Instead of seeing the possibility of regional editions by The New York Times and Wall Street Journal dealing the final "death blow" to metro dailies, as Rick Edmonds suggests, I think it's possible to see in the strategy a new way to strengthen local journalism.
I'm not saying that the version of metro dailies described in the Richard Perez-Pena story in The Times today makes sense or will have the effect Edmonds fears. Perez-Pena says the Journal is thinking of adding "a parge or two of general-interest news from California, probably once a week, produced by the large staff it already has in the Bay Area." I can't see how that's enough to make a difference to anybody.

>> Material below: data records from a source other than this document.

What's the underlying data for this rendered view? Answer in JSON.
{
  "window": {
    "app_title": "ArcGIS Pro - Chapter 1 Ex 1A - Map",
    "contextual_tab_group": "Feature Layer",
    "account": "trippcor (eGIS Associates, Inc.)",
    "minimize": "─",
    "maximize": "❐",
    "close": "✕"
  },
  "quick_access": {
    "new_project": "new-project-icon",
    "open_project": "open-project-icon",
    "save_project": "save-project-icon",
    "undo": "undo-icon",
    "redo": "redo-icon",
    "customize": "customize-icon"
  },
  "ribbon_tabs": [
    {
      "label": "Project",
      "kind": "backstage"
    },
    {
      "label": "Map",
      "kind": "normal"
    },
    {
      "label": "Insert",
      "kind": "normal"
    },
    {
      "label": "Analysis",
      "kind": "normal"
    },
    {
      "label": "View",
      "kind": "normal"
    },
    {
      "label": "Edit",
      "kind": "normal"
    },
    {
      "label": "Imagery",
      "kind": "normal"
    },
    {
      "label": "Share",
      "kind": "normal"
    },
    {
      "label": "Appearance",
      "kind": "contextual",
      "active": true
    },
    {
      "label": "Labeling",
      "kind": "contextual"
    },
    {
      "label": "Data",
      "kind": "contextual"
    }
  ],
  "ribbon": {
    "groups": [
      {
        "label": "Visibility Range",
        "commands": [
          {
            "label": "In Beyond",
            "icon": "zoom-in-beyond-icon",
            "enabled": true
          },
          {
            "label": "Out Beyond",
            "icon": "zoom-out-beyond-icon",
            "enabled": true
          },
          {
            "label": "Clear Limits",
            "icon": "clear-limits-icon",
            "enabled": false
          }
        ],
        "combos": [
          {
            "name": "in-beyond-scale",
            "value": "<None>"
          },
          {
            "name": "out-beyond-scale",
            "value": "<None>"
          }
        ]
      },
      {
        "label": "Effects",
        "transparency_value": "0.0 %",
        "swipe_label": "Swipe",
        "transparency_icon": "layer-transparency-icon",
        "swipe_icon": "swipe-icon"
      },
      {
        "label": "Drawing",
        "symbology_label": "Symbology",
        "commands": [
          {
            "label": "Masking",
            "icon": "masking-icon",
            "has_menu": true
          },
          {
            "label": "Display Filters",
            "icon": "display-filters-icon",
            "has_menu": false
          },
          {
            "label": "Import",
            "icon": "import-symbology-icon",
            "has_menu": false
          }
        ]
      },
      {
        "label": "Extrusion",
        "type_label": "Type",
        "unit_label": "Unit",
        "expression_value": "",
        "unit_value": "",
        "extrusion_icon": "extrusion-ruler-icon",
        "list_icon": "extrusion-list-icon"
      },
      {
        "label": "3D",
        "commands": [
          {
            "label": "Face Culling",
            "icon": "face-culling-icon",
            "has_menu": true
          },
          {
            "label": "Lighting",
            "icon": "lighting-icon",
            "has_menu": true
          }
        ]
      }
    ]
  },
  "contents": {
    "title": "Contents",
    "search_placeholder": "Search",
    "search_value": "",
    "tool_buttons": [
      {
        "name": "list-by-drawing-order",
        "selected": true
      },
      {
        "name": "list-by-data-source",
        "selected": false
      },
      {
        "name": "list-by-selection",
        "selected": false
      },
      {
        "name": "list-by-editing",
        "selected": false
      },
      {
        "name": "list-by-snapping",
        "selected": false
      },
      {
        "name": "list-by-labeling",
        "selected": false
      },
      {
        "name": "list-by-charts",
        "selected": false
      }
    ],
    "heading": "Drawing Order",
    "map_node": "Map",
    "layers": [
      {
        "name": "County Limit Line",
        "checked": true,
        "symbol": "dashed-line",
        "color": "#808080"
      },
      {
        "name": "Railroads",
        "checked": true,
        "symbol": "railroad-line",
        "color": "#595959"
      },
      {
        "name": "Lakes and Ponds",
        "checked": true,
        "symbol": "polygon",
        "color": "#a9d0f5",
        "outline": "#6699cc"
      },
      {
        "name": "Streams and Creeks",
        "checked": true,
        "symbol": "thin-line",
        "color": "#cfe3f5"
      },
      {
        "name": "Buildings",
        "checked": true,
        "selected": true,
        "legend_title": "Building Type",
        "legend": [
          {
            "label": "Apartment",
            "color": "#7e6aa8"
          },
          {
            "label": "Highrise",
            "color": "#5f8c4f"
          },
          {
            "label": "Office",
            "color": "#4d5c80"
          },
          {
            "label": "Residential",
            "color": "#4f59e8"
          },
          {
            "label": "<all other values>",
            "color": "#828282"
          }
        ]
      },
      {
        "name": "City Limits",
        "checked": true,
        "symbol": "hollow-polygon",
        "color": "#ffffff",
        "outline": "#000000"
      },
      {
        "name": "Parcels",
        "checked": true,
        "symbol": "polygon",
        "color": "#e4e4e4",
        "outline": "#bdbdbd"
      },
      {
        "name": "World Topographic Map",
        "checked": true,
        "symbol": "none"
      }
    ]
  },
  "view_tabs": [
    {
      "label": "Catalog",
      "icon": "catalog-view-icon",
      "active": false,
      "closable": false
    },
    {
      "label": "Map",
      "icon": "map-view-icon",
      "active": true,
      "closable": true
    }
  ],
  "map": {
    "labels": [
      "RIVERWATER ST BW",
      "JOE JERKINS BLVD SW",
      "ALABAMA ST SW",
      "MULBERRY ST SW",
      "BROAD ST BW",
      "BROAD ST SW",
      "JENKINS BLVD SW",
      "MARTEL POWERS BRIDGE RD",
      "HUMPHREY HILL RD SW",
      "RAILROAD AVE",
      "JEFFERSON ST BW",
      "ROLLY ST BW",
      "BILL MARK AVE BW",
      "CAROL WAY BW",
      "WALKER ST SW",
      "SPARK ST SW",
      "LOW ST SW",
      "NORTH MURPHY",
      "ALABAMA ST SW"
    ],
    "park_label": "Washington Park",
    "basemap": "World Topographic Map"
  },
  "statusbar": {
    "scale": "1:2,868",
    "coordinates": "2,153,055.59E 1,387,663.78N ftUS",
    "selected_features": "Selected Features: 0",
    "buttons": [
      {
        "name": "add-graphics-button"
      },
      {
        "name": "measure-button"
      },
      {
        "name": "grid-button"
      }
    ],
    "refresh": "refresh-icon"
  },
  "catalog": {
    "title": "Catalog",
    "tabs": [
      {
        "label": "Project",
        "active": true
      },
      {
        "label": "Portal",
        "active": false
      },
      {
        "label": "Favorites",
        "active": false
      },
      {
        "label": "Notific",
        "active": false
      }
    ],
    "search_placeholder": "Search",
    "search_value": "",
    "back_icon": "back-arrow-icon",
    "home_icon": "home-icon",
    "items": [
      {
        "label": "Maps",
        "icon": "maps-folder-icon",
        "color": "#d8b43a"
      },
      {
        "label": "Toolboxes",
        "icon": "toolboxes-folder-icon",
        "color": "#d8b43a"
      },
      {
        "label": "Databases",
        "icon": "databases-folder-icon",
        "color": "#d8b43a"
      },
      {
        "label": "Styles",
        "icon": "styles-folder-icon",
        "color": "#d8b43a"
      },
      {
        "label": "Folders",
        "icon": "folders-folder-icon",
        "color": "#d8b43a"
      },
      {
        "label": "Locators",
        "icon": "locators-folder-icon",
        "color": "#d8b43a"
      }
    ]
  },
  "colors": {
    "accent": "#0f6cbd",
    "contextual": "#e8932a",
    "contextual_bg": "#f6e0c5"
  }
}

But I do think there are possibilities worth exploring in national newspapers working with a regional operation in an online and print partnership. What would happen if visitors to the Journal's Web site from California or the Bay area saw a portion of the site produced by a news team, say affiliated with The San Francisco Chronicle? And, of course, SFGate, would have a window to the Journal as a key source of news on business and the markets. Then the smaller Chronicle team could produce a weekly or couple of days a week newspaper, perhaps distributed with the Journal, with local advertising and inserts. Its principal focus would be digital, delivering news and information to computers and cell phones. The new Chronicle wouldn't need to try to replicate Journal coverage of the nation or the world, or of business. But it would focus on all things California and all things local. I could see an interesting partnership developing, with benefits online and in print. No, the local newspaper wouldn't look like the metro newsroom of old, but it would be focused and it would have a window to the world through its partnership with the Journal's Web site. It could start becoming something new for a new era, starting with being a digital first publication. Of course the same thing could happen in a partnership with The Times. In some ways this might be considered a "franchise" model for the future of local news. Another way to look at it is that the papers would be creating a new, deeper network, or a "networked" model. I see potential worth exploring in partnerships between major national titles and local titles. In some ways, USA Today is best positioned for this approach. First, it's already part of a major newspaper company with papers across the country. Second, it's perceived as the most fair and neutral of the national titles.